PROSPER FUAMBENG YONGHACHEA, LINDSEY NORGROVE, RAINER SCHULTZE-KRAFT
University of Hohenheim, Biodiversity and Land Rehabilitation in the Tropics and Subtropics, Germany
The productivity and sustainability of most agricultural practices in the humid tropics of Africa such as Cameroon depends primarily upon the relative rate of soil 'quality' decline during the cropping phase, soil quality regeneration during the fallow phase, and the time allocated to the latter. Due to increased population density and demand for arable land, fallow lengths have been shortened and the ability of fallows to restore soil fertility and suppress aggressive weeds such as Imperata cylindrica and Chromolaena odorata has become less effective. Therefore, fallows are recropped at a younger age when these species are still dominant. A survey was conducted during April-July 2005 in the North West, South West and Littoral provinces of Cameroon to understand how farmers view and value Imperata and Chromolaena fallows, and to find out preferred ways of controlling Imperata and Chromolaena in cropped fields. The common local names allude to Imperata as a plant that spears or pierces, and/or typifies unproductive situations. As to local names for Chromolaena, the names of unpleasant and aggressive people are used. Farmers' perceived that Imperata dominated fallows indicate that soils are poor (34%), soils are only suitable for the cultivation of groundnut and sweet potato (28%), soils are 'hard', i.e. compacted and difficult to till (16%), soils are 'sterile', i.e. very unproductive (13%), and soils are not yet ready to be tilled again (9%). All farmers stated that fallows dominated by Chromolaena indicate softer and more fertile soils but require very high labour input for land preparation. Farmers indicated that slashing, deep tillage, rhizome removal, mineral fertilisation, weeding and continuous cultivation could effectively control Imperata. They recommend that Chromolaena control measures should involve stump removal. Farmers could satisfactorily control Imperata and Chromolaena but a perceived high labour requirement is seen as limiting factor. The results indicated high weed density and declining soil fertility to be due to unsustainable farming practices rather than shortened fallow lengths.

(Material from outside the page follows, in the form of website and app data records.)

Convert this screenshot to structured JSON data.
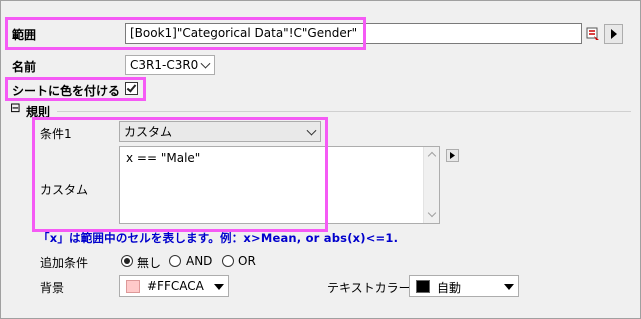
{
  "range": {
    "label": "範囲",
    "value": "[Book1]\"Categorical Data\"!C\"Gender\""
  },
  "name": {
    "label": "名前",
    "value": "C3R1-C3R0"
  },
  "color_sheet": {
    "label": "シートに色を付ける",
    "checked": true
  },
  "rules": {
    "toggle": "⊟",
    "label": "規則",
    "condition_label": "条件1",
    "condition_value": "カスタム",
    "custom_label": "カスタム",
    "custom_expression": "x == \"Male\"",
    "hint": "「x」は範囲中のセルを表します。例：x>Mean, or abs(x)<=1.",
    "additional_label": "追加条件",
    "options": [
      "無し",
      "AND",
      "OR"
    ],
    "selected_option": "無し"
  },
  "background": {
    "label": "背景",
    "color_name": "#FFCACA",
    "color": "#FFCACA"
  },
  "text_color": {
    "label": "テキストカラー",
    "value": "自動",
    "color": "#000000"
  },
  "highlight_color": "#F55AF5",
  "hint_color": "#0000CC"
}
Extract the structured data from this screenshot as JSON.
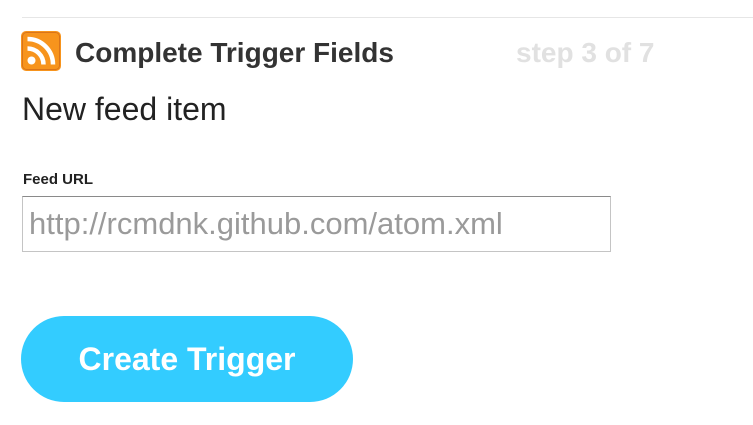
{
  "header": {
    "icon": "rss-feed-icon",
    "icon_color": "#f7941d",
    "title": "Complete Trigger Fields",
    "step_counter": "step 3 of 7"
  },
  "trigger": {
    "name": "New feed item"
  },
  "form": {
    "feed_url_label": "Feed URL",
    "feed_url_placeholder": "http://rcmdnk.github.com/atom.xml",
    "feed_url_value": ""
  },
  "actions": {
    "create_label": "Create Trigger",
    "create_color": "#33ccff"
  }
}
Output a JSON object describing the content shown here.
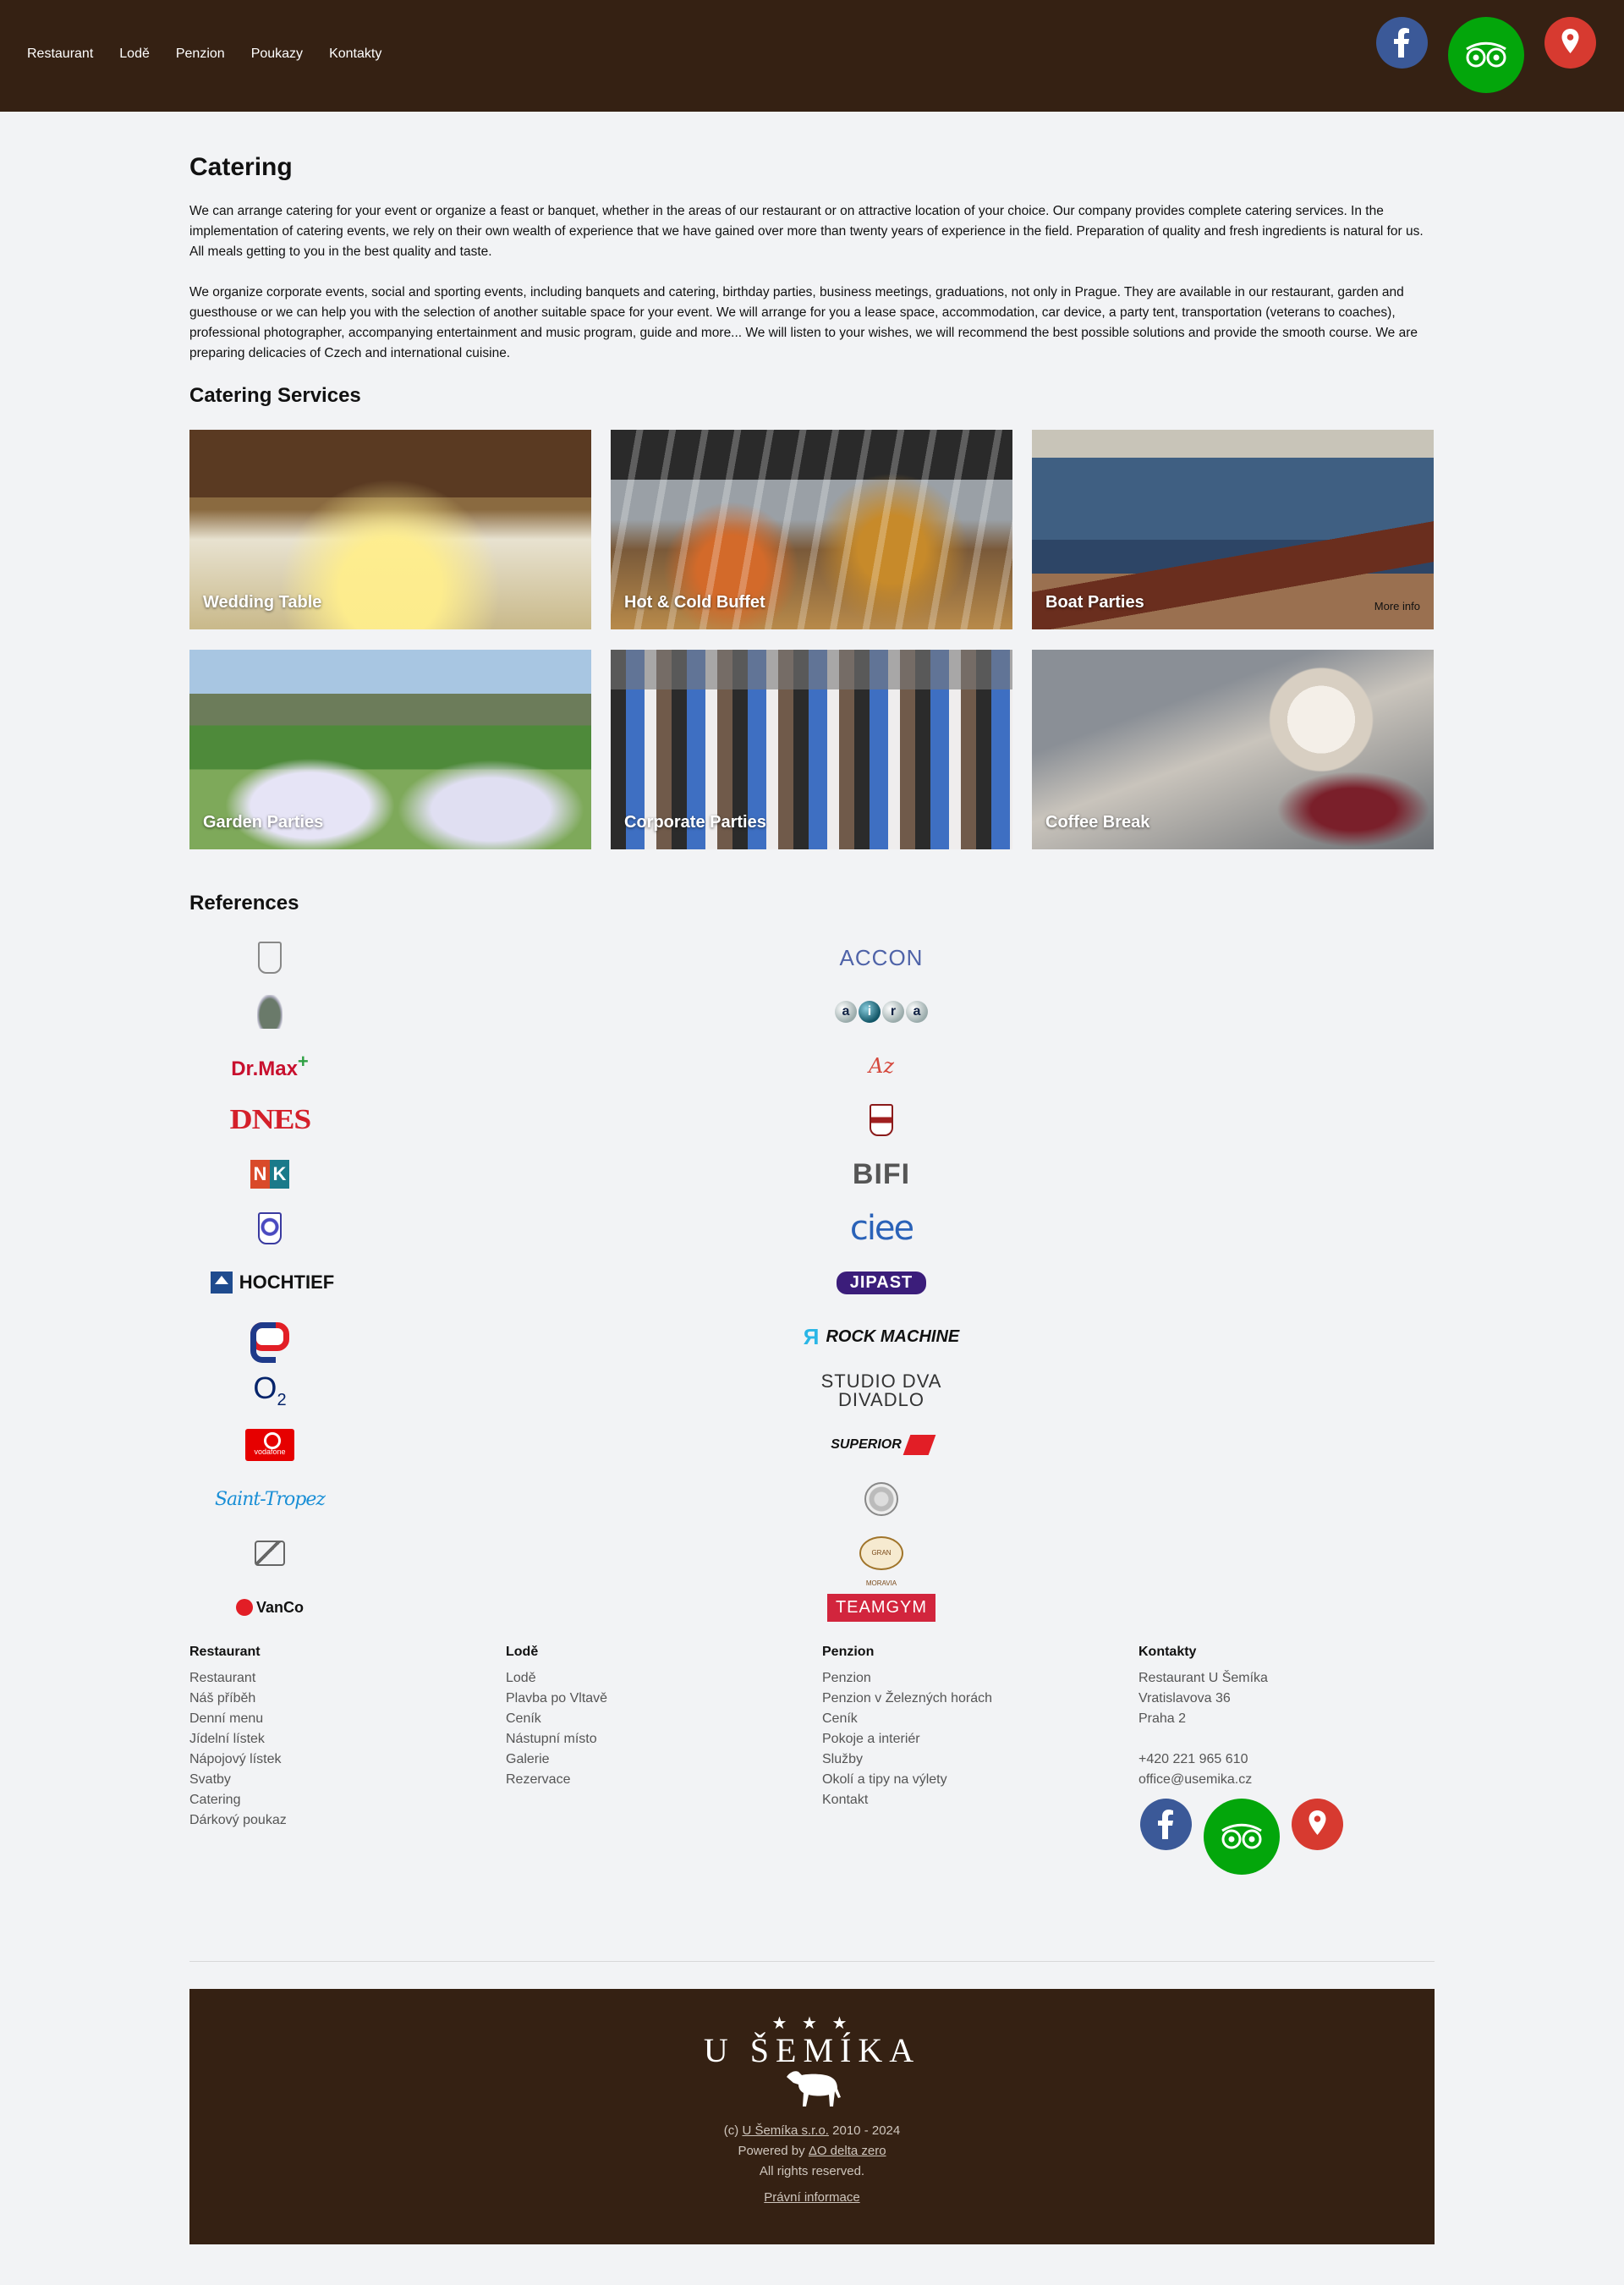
{
  "nav": [
    "Restaurant",
    "Lodě",
    "Penzion",
    "Poukazy",
    "Kontakty"
  ],
  "social": [
    "facebook-icon",
    "tripadvisor-icon",
    "map-pin-icon"
  ],
  "page": {
    "title": "Catering",
    "paragraphs": [
      "We can arrange catering for your event or organize a feast or banquet, whether in the areas of our restaurant or on attractive location of your choice. Our company provides complete catering services. In the implementation of catering events, we rely on their own wealth of experience that we have gained over more than twenty years of experience in the field. Preparation of quality and fresh ingredients is natural for us. All meals getting to you in the best quality and taste.",
      "We organize corporate events, social and sporting events, including banquets and catering, birthday parties, business meetings, graduations, not only in Prague. They are available in our restaurant, garden and guesthouse or we can help you with the selection of another suitable space for your event. We will arrange for you a lease space, accommodation, car device, a party tent, transportation (veterans to coaches), professional photographer, accompanying entertainment and music program, guide and more... We will listen to your wishes, we will recommend the best possible solutions and provide the smooth course. We are preparing delicacies of Czech and international cuisine."
    ]
  },
  "services": {
    "title": "Catering Services",
    "more_label": "More info",
    "items": [
      "Wedding Table",
      "Hot & Cold Buffet",
      "Boat Parties",
      "Garden Parties",
      "Corporate Parties",
      "Coffee Break"
    ]
  },
  "references": {
    "title": "References",
    "left": [
      "",
      "",
      "Dr.Max",
      "DNES",
      "NK",
      "",
      "HOCHTIEF",
      "",
      "O2",
      "vodafone",
      "Saint-Tropez",
      "",
      "VanCo"
    ],
    "right": [
      "ACCON",
      "airpa",
      "Az",
      "",
      "BIFI",
      "ciee",
      "JIPAST",
      "ROCK MACHINE",
      "STUDIO DVA DIVADLO",
      "SUPERIOR",
      "",
      "GRAN MORAVIA",
      "TEAMGYM"
    ]
  },
  "footer": {
    "columns": [
      {
        "title": "Restaurant",
        "links": [
          "Restaurant",
          "Náš příběh",
          "Denní menu",
          "Jídelní lístek",
          "Nápojový lístek",
          "Svatby",
          "Catering",
          "Dárkový poukaz"
        ]
      },
      {
        "title": "Lodě",
        "links": [
          "Lodě",
          "Plavba po Vltavě",
          "Ceník",
          "Nástupní místo",
          "Galerie",
          "Rezervace"
        ]
      },
      {
        "title": "Penzion",
        "links": [
          "Penzion",
          "Penzion v Železných horách",
          "Ceník",
          "Pokoje a interiér",
          "Služby",
          "Okolí a tipy na výlety",
          "Kontakt"
        ]
      },
      {
        "title": "Kontakty",
        "address": [
          "Restaurant U Šemíka",
          "Vratislavova 36",
          "Praha 2"
        ],
        "phone": "+420 221 965 610",
        "email": "office@usemika.cz"
      }
    ]
  },
  "bottom": {
    "stars": "★ ★ ★",
    "brand": "U ŠEMÍKA",
    "copy_prefix": "(c)",
    "company": "U Šemíka s.r.o.",
    "years": "2010 - 2024",
    "powered_prefix": "Powered by",
    "powered_by": "ΔO delta zero",
    "rights": "All rights reserved.",
    "legal": "Právní informace"
  },
  "colors": {
    "header_bg": "#352113",
    "page_bg": "#f2f3f5",
    "facebook": "#3b5998",
    "tripadvisor": "#03a60b",
    "maps": "#d73a30"
  }
}
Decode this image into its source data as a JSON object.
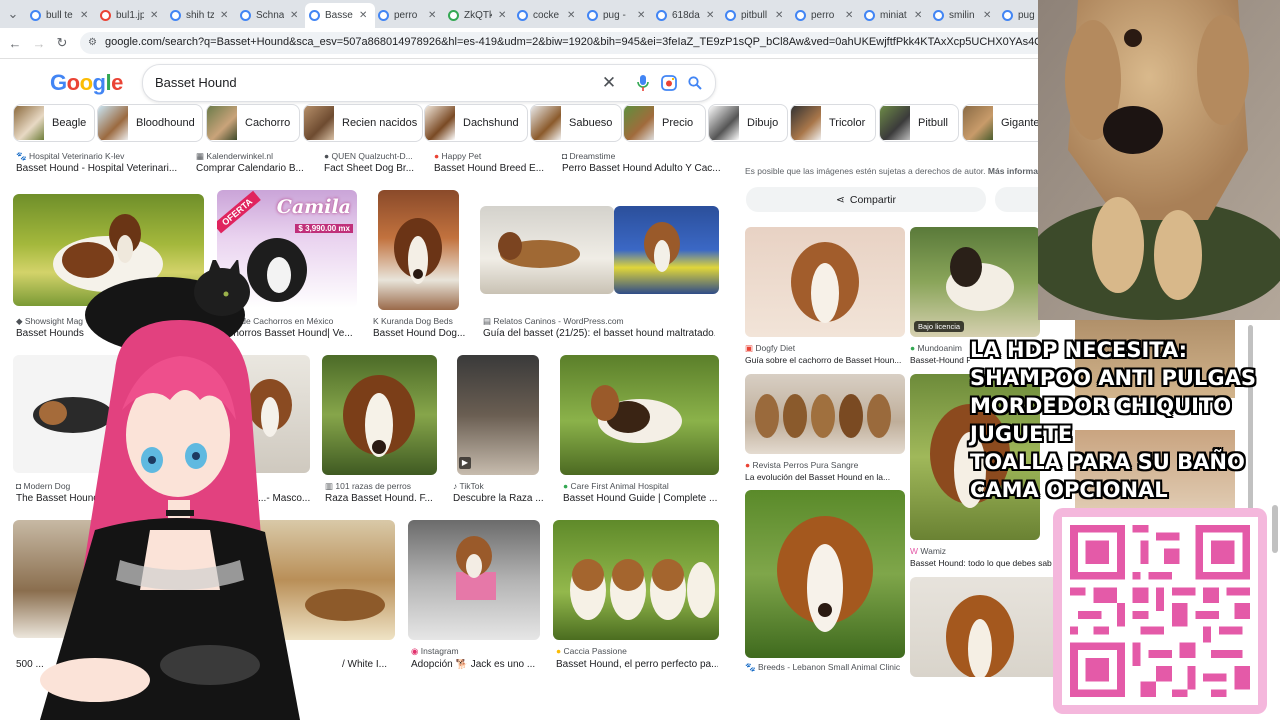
{
  "tabs": [
    {
      "label": "bull te",
      "fav": "b"
    },
    {
      "label": "bul1.jp",
      "fav": "r"
    },
    {
      "label": "shih tz",
      "fav": "b"
    },
    {
      "label": "Schna",
      "fav": "b"
    },
    {
      "label": "Basse",
      "fav": "b",
      "active": true
    },
    {
      "label": "perro",
      "fav": "b"
    },
    {
      "label": "ZkQTk",
      "fav": "g"
    },
    {
      "label": "cocke",
      "fav": "b"
    },
    {
      "label": "pug -",
      "fav": "b"
    },
    {
      "label": "618da",
      "fav": "b"
    },
    {
      "label": "pitbull",
      "fav": "b"
    },
    {
      "label": "perro",
      "fav": "b"
    },
    {
      "label": "miniat",
      "fav": "b"
    },
    {
      "label": "smilin",
      "fav": "b"
    },
    {
      "label": "pug r",
      "fav": "b"
    }
  ],
  "address_bar": {
    "url": "google.com/search?q=Basset+Hound&sca_esv=507a868014978926&hl=es-419&udm=2&biw=1920&bih=945&ei=3feIaZ_TE9zP1sQP_bCl8Aw&ved=0ahUKEwjftfPkk4KTAxXcp5UCHX0YAs4Q4dUDCBI&uact=5&oq=Basset+Hound"
  },
  "google": {
    "logo": "Google",
    "query": "Basset Hound"
  },
  "chips": [
    {
      "label": "Beagle"
    },
    {
      "label": "Bloodhound"
    },
    {
      "label": "Cachorro"
    },
    {
      "label": "Recien nacidos"
    },
    {
      "label": "Dachshund"
    },
    {
      "label": "Sabueso"
    },
    {
      "label": "Precio"
    },
    {
      "label": "Dibujo"
    },
    {
      "label": "Tricolor"
    },
    {
      "label": "Pitbull"
    },
    {
      "label": "Gigante"
    }
  ],
  "results": {
    "row0": [
      {
        "source": "Hospital Veterinario K-lev",
        "title": "Basset Hound - Hospital Veterinari..."
      },
      {
        "source": "Kalenderwinkel.nl",
        "title": "Comprar Calendario B..."
      },
      {
        "source": "QUEN Qualzucht-D...",
        "title": "Fact Sheet Dog Br..."
      },
      {
        "source": "Happy Pet",
        "title": "Basset Hound Breed E..."
      },
      {
        "source": "Dreamstime",
        "title": "Perro Basset Hound Adulto Y Cac..."
      }
    ],
    "row1": [
      {
        "source": "Showsight Mag",
        "title": "Basset Hounds"
      },
      {
        "source": "...nta de Cachorros en México",
        "title": "...chorros Basset Hound| Ve..."
      },
      {
        "source": "Kuranda Dog Beds",
        "title": "Basset Hound Dog..."
      },
      {
        "source": "Relatos Caninos - WordPress.com",
        "title": "Guía del basset (21/25): el basset hound maltratado..."
      }
    ],
    "row2": [
      {
        "source": "Modern Dog",
        "title": "The Basset Hound - Mod..."
      },
      {
        "source": "",
        "title": "...- Masco..."
      },
      {
        "source": "101 razas de perros",
        "title": "Raza Basset Hound. F..."
      },
      {
        "source": "TikTok",
        "title": "Descubre la Raza ..."
      },
      {
        "source": "Care First Animal Hospital",
        "title": "Basset Hound Guide | Complete ..."
      }
    ],
    "row3": [
      {
        "source": "",
        "title": "500 ..."
      },
      {
        "source": "",
        "title": "/ White I..."
      },
      {
        "source": "Instagram",
        "title": "Adopción 🐕 Jack es uno ..."
      },
      {
        "source": "Caccia Passione",
        "title": "Basset Hound, el perro perfecto pa..."
      }
    ],
    "offer_badge": "OFERTA",
    "offer_name": "Camila",
    "offer_price": "$ 3,990.00 mx"
  },
  "panel": {
    "copyright": "Es posible que las imágenes estén sujetas a derechos de autor.",
    "more_info": "Más información",
    "share": "Compartir",
    "related": [
      {
        "source": "Dogfy Diet",
        "title": "Guía sobre el cachorro de Basset Houn..."
      },
      {
        "source": "Mundoanim",
        "title": "Basset-Hound Perros Raza...",
        "badge": "Bajo licencia"
      },
      {
        "source": "Revista Perros Pura Sangre",
        "title": "La evolución del Basset Hound en la..."
      },
      {
        "source": "Wamiz",
        "title": "Basset Hound: todo lo que debes sab..."
      },
      {
        "source": "Breeds - Lebanon Small Animal Clinic",
        "title": ""
      }
    ]
  },
  "overlay": {
    "lines": [
      "LA HDP NECESITA:",
      "SHAMPOO ANTI PULGAS",
      "MORDEDOR CHIQUITO",
      "JUGUETE",
      "TOALLA PARA SU BAÑO",
      "CAMA OPCIONAL"
    ]
  },
  "colors": {
    "google_blue": "#4285f4",
    "google_red": "#ea4335",
    "google_yellow": "#fbbc05",
    "google_green": "#34a853",
    "qr_pink": "#e45aa8"
  }
}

Food availability in Cameroon could be improved by paying more attention to general farming practices.
Keywords: Chromolaena, Imperata, soil fertility , weed control